I had started this blog today with the intention of talking about my daughter, who is bursting into her teenage years with a vengance. She, unlike me, has been raised as a Christian and embraces her faith. However, the little foxes give her (or me) no rest either. I'd like to believe that I can drop her into the world and that she'll maintain a proper bearing, resisting all forms of temptation, but that's just not the case. She is easily drawn into the same self-centered behavior typical of teenagers, often even mean-spirited.

It upsets me, but it's also a reminder that this Christian walk is not something to be undertaken with a passive attitude. Like marriage, it takes work, hard work. Yes, we're saved by faith, but living the life Christ wants for us takes effort on our part.
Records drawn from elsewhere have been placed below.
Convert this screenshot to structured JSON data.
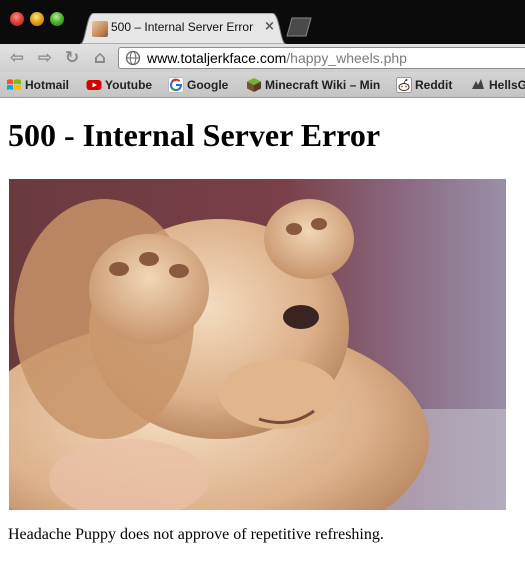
{
  "window": {
    "tab": {
      "title": "500 – Internal Server Error",
      "close_glyph": "×"
    }
  },
  "toolbar": {
    "back_glyph": "⇦",
    "forward_glyph": "⇨",
    "reload_glyph": "↻",
    "home_glyph": "⌂",
    "url_domain": "www.totaljerkface.com",
    "url_path": "/happy_wheels.php"
  },
  "bookmarks": [
    {
      "label": "Hotmail",
      "icon": "windows-flag-icon"
    },
    {
      "label": "Youtube",
      "icon": "youtube-play-icon"
    },
    {
      "label": "Google",
      "icon": "google-g-icon"
    },
    {
      "label": "Minecraft Wiki – Minecraft",
      "icon": "minecraft-block-icon"
    },
    {
      "label": "Reddit",
      "icon": "reddit-alien-icon"
    },
    {
      "label": "HellsG",
      "icon": "hells-icon"
    }
  ],
  "page": {
    "heading": "500 - Internal Server Error",
    "image_subject": "puppy covering its face with its paws",
    "caption": "Headache Puppy does not approve of repetitive refreshing."
  },
  "colors": {
    "tabstrip": "#0b0b0b",
    "toolbar": "#d8d8d8",
    "url_path": "#7b7b7b"
  }
}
Like a marriage, my wife may stick with me because she made a promise, but our happiness takes effort from both sides.

So, while I'm chasing the little foxes around my vinyard with a broomstick, I have to keep one eye on my children's vinyards as well, pointing out the little foxes to them as well. No easy task, this parenting thing.

Friday, April 04, 2008
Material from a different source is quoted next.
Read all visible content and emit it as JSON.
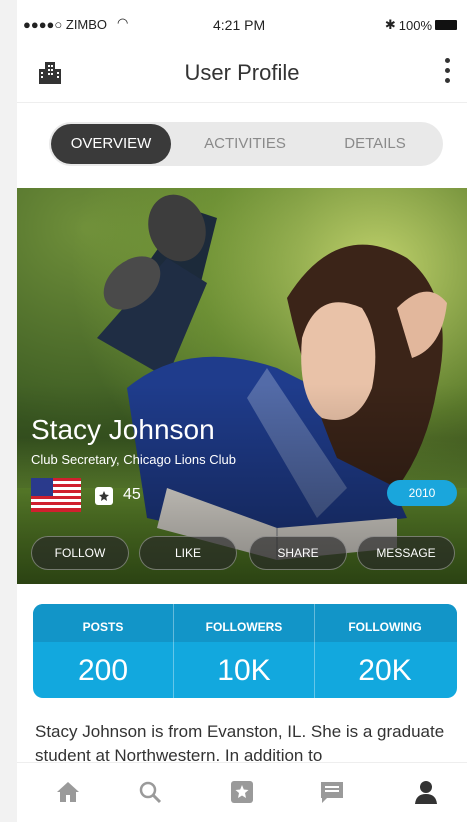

I'm reading a book now that makes referrence to a Zig Ziglar book, in which Zig defines for us why most people are not happy in their pursuits. There's more to it, but essentially, few of us pursue what it is we are most passionate about.
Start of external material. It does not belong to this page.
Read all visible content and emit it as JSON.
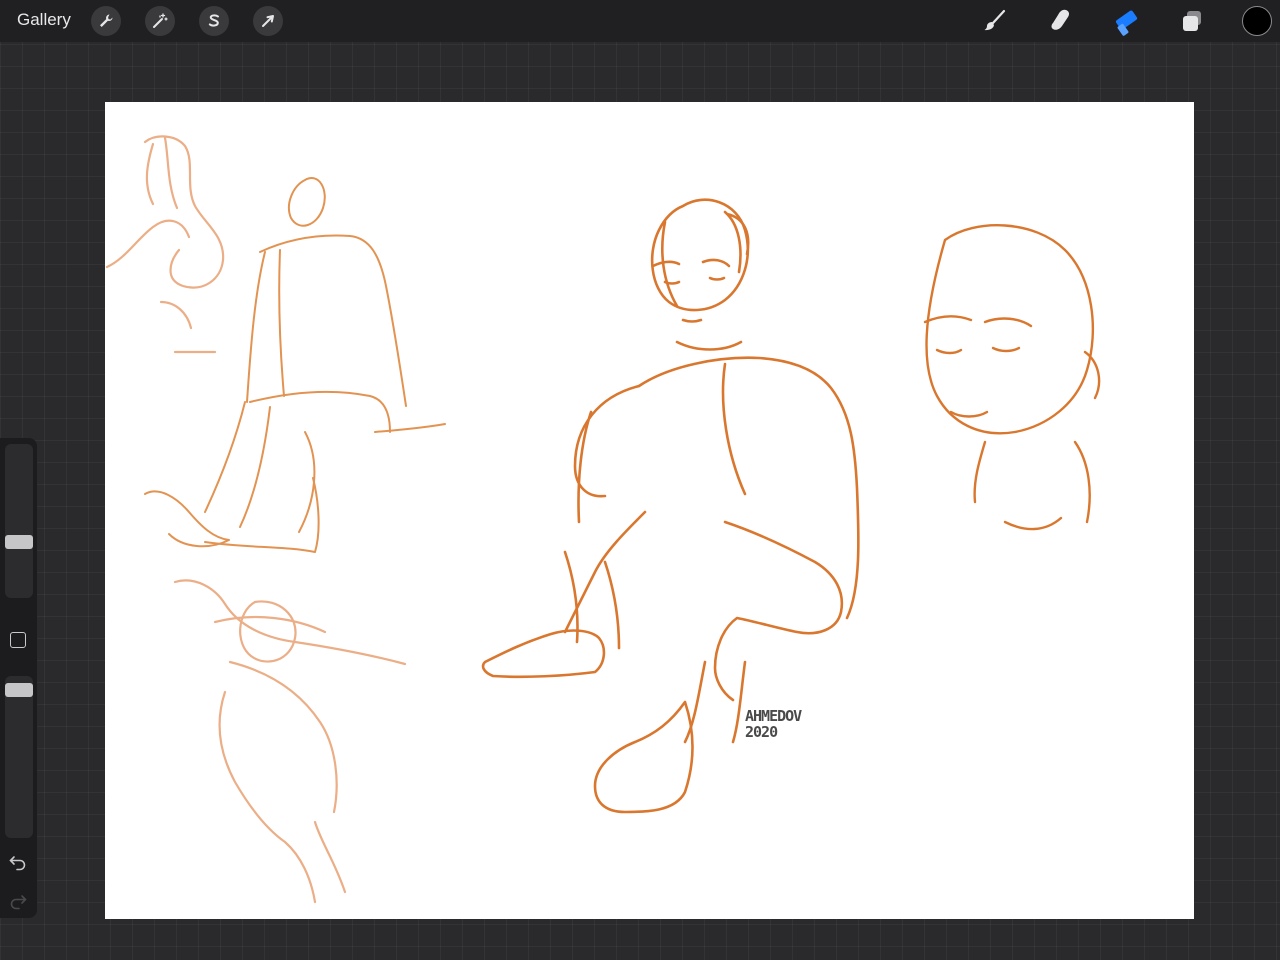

I'll take it a step further and suggest that we don't even have to get paid to pursue what it is we are most passionate about, as is often the case with budding writers. The mere act of doing what we love will make the "unpleasant" tasks of our day pallatable, even enjoyable.

This is especially true for those of us who love our Lord Jesus Christ. Our passion to serve Him in every aspect of our lives makes anything unpleasant seem almost trivial. I mean really, in the light of spending eternity in the presence of His glory, does much that happens on Earth really matter at all? I've made the statement before and I'll do it again: I'd rather live in a cardboard box knowing Jesus is my savior than in a mansion with all the wealth I can imagine.

Once I start to let go of that passion, the daily search for His truth, I get overwhelmed by the worries of the world and my own sinful nature. But the moment I take up my cross and dive head first into the depths of His word, the weight of the cross suddenly feels like air compared to the weight of the world.

Let His passion be your passion. Why worry?

Tuesday, April 01, 2008

Those little worries

Today my wife will go to the doctor. Nothing serious, but my mind starts working overtime at these moments. Mind you, I'm the eternal optimist. Nothing ever goes wrong in my world. And if things do go wrong, I figure they were meant to be and something better always comes out of it.

Drives Kelly nuts.

But I'm driving along yesterday with the rain tapping my windshield and something forgetable playing on the radio, and all the possible outcomes of her doctor visit play in my mind. I see me sitting at work when she calls with the report I've always dreaded the most. I'd try to stifle the tears as I tell the guys I have to go.

My little scenario ends tragically, of course. And I'm actually starting to lose it as I drive. And it's just my imagination!

I used to think that it would be easier to lose a spouse the older you get. Now, I'm not so sure. She becomes such a part of me that it would be like getting half my limbs amputated to lose her. But there I go again, it's just a routine check-up.

I never used to be like this. But, by the time you get to forty, you see a lot. You know that life isn't always fair. You've watched people your age die or get stricken with some horrible disease. And you wonder when it will be your turn.

Jesus tells us not to worry. And I suppose I follow that order most of the time. But nothing is more fearful, I think, than being alone. It's hard not to worry about it.

Enough of that. I'll pray that everything will be fine. And I know everything will be fine, because we have a Savior who will heal our sufferings one day and wipe every tear from our eyes. I may have to live through some trials before that day, but I'm probably tougher than I give myself credit for.